WORK TO COMPLETE:
List all lines of the data that include the string "filter".

(RECORDS PROVIDED Opens)

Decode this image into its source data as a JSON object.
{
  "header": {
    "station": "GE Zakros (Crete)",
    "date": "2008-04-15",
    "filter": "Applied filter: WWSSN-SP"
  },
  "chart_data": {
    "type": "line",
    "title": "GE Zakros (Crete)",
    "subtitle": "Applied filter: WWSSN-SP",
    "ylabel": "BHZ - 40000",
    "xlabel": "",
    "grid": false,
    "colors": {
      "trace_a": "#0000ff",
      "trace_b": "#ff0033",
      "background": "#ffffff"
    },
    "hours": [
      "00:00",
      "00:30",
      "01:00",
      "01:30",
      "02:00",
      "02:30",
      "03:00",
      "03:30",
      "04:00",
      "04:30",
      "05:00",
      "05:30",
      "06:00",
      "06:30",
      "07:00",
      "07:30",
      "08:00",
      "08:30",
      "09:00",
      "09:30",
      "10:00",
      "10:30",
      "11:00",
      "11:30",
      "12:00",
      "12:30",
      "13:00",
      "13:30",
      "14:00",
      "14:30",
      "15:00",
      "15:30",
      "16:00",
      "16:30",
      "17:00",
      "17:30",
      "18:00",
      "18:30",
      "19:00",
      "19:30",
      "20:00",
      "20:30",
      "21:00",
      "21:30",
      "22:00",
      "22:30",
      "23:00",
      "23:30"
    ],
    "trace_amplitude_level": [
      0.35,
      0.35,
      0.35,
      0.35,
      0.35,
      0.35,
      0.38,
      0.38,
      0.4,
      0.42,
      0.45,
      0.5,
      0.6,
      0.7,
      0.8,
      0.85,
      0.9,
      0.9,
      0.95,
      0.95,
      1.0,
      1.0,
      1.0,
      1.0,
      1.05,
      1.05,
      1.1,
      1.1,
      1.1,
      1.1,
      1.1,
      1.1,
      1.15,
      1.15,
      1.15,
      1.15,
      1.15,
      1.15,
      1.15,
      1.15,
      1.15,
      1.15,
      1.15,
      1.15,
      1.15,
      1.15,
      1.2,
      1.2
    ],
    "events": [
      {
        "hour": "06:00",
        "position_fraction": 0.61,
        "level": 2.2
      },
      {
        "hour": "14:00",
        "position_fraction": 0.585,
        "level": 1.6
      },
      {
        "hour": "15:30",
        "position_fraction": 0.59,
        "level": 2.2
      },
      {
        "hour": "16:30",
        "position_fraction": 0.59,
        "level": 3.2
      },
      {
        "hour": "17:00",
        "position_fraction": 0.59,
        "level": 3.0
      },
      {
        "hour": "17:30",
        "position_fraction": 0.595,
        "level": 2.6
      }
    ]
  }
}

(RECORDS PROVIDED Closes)

RESPONSE TO THE TASK:
    "filter": "Applied filter: WWSSN-SP"
    "subtitle": "Applied filter: WWSSN-SP",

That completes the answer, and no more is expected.